When you think of a companion animal, you might think of a dog that is trained to help those who are blind or those who have diseases like diabetes or epilepsy. While companion dogs are normally used for people in these categories, they are also beneficial to those who are elderly. Many older individuals enjoy spending time with an animal when they have lost a significant other or when they don't have family members available to visit them. There are numerous health benefits that elderly individuals can see from a companion animal of any size.
Whether the elderly person has high blood pressure or has another type of issue that involves the heart, owning a companion animal can help to lower the risk of a heart attack or stroke. The animal can help to calm the person in times of anxiety and fear. Elderly individuals with companion animals have another being in the home that provides comfort and offers a source of communication in some manner, which can aid in keeping stress levels lower. When there is a comfortable situation, it tends to lead to fewer heart problems, which can mean living longer.
Animals of any kind will need some type of exercise during the day. The elderly person can take the dog out for a walk as long as it's safe to do so. Another option is to have a home caregiver, like the professionals at Baywood Home Care, help the person exercise their dog in a safe manner. While the animal is getting exercise, the individual can also get needed exercise to keep the joints mobile and to keep the blood flowing properly through the body. When elderly individuals maintain some form of exercise, it can usually lead to a longer life because the organs are being maintained and operating as they should in order to support the body.
When an elderly person has something to be responsible for, then it can help to keep the mind alert and active. The person would need to feed and water the dog and make sure the companion animal is cared for properly. These activities can help to keep the mind in the present instead of wandering off. There are some dogs that are trained to work with people who have dementia, which can be a benefit for those who tend to leave burners on or who exhibit other signs of the disease when they live alone.
Companion animals offer assistance in a number of ways to the elderly.
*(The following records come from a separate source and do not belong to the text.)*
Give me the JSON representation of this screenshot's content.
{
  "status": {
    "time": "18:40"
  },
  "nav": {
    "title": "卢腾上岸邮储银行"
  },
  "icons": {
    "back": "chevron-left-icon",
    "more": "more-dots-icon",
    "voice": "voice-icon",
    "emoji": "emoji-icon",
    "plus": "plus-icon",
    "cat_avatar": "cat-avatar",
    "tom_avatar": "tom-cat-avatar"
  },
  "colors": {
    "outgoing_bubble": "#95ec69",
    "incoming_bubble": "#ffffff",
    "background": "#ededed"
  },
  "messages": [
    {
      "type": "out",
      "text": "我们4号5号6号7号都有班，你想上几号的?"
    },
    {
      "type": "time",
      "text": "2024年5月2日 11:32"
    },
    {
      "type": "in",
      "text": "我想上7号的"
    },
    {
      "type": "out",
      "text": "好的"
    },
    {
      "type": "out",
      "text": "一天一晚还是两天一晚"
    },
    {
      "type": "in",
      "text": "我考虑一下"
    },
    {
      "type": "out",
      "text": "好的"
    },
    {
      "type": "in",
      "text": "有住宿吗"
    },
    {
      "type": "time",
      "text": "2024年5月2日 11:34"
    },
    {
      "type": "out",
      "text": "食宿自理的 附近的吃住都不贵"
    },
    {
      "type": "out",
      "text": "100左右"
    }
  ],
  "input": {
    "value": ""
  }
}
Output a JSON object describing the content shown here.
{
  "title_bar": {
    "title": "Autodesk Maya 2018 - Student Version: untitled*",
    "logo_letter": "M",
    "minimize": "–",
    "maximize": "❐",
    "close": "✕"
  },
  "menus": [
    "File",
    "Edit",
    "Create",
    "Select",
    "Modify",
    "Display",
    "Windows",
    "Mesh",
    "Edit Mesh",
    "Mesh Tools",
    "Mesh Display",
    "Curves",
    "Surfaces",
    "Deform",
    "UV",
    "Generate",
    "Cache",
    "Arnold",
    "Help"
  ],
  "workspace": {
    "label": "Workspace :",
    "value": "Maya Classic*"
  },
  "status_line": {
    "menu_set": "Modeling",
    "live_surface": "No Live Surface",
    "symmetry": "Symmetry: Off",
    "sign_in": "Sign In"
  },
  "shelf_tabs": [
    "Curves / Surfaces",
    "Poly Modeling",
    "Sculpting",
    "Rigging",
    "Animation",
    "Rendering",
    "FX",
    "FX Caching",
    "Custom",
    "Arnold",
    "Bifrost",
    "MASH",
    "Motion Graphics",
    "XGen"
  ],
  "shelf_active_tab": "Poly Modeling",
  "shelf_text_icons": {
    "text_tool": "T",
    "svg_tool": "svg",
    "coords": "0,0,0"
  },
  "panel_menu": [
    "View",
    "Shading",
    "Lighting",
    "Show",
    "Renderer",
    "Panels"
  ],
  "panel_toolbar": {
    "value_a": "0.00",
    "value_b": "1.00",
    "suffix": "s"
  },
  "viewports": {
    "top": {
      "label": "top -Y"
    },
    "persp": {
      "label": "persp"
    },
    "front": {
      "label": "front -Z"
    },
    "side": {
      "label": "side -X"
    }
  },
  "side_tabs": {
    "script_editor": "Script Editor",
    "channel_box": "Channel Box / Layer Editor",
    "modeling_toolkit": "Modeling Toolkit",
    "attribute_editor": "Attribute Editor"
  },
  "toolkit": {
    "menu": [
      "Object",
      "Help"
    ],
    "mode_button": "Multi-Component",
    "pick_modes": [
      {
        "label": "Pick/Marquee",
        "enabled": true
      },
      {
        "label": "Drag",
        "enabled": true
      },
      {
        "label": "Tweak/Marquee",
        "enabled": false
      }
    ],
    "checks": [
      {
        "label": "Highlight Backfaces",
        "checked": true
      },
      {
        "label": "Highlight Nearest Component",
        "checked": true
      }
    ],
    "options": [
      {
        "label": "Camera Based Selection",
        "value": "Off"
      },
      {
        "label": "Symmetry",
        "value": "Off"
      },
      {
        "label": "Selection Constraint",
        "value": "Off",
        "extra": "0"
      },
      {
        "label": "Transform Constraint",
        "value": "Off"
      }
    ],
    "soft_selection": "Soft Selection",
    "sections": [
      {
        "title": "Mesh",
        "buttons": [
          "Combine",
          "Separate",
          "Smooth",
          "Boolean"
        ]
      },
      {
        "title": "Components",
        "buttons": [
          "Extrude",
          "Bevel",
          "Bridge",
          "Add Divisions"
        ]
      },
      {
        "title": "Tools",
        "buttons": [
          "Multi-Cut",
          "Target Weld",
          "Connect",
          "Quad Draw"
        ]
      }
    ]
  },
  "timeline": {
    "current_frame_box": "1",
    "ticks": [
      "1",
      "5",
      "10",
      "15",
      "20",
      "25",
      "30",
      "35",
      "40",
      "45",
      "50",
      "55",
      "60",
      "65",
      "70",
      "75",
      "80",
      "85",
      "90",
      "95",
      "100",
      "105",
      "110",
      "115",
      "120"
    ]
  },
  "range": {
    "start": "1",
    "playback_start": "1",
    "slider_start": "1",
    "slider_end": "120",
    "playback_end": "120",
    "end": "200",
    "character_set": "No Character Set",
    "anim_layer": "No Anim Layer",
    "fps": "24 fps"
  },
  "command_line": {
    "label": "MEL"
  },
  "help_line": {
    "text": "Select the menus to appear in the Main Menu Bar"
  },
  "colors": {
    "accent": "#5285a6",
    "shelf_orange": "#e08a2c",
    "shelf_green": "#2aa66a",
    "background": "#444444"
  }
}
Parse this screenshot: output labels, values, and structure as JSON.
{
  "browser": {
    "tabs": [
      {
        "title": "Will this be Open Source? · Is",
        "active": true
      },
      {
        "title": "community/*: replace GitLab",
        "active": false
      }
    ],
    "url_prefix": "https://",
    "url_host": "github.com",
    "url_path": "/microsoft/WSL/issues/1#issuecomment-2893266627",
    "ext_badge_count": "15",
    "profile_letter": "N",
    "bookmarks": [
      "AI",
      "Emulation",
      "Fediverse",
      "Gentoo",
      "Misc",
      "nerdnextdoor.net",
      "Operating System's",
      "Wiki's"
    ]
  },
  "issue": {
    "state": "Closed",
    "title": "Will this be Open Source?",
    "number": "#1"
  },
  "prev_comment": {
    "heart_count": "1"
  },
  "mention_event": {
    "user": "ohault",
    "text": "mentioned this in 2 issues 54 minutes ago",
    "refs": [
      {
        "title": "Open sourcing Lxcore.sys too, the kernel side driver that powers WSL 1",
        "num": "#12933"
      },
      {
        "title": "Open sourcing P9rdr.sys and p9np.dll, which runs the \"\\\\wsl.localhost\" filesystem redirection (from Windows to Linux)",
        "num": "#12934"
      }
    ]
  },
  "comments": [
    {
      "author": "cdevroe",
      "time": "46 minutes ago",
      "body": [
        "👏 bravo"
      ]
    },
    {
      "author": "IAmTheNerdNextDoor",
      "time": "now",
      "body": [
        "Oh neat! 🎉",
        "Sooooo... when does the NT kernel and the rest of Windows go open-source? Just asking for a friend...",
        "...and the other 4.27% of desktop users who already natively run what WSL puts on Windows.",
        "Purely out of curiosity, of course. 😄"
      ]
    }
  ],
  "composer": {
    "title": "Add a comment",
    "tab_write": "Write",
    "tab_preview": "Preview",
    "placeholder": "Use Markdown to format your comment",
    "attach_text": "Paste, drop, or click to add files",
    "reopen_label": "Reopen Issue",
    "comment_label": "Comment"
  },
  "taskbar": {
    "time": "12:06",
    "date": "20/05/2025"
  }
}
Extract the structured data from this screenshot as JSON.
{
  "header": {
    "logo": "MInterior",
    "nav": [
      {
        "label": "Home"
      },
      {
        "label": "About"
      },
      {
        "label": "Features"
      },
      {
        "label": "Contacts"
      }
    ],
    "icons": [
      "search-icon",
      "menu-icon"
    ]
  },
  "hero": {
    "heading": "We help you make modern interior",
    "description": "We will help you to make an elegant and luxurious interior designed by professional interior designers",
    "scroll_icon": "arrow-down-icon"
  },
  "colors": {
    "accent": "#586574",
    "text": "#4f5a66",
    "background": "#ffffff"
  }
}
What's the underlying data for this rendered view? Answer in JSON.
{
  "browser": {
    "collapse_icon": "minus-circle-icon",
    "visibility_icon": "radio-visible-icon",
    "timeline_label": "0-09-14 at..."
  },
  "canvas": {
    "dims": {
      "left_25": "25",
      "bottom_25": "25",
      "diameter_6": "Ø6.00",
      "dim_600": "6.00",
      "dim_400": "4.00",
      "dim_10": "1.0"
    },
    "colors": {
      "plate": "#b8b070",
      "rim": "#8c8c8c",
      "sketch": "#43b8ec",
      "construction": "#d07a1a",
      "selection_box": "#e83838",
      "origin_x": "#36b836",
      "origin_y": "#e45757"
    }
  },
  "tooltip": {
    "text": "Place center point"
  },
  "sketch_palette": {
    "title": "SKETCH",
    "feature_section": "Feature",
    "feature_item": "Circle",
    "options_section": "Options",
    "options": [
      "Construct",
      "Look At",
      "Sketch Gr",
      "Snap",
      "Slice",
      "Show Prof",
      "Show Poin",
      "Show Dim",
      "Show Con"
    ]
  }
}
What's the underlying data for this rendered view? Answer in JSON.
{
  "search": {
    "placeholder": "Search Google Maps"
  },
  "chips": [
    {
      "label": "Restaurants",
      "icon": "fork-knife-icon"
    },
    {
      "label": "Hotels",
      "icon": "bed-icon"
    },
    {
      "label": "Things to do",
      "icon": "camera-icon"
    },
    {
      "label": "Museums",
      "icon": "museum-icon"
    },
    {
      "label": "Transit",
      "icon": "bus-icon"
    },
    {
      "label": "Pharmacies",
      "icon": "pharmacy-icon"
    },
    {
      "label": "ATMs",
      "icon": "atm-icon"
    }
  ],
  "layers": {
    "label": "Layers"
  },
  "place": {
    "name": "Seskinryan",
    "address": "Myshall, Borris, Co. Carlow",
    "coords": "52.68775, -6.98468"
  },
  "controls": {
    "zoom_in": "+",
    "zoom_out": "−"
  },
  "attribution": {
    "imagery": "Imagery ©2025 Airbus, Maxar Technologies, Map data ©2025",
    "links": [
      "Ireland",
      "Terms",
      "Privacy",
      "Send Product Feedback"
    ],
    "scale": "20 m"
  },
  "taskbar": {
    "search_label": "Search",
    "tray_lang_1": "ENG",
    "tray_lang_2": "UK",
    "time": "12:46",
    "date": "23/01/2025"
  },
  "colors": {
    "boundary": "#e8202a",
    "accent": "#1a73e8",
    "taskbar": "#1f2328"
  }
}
They can be taken to nursing homes and assisted living facilities to help those who aren't able to stay home. The animals can sometimes extend the life of the owner so that they have more time to spend with family.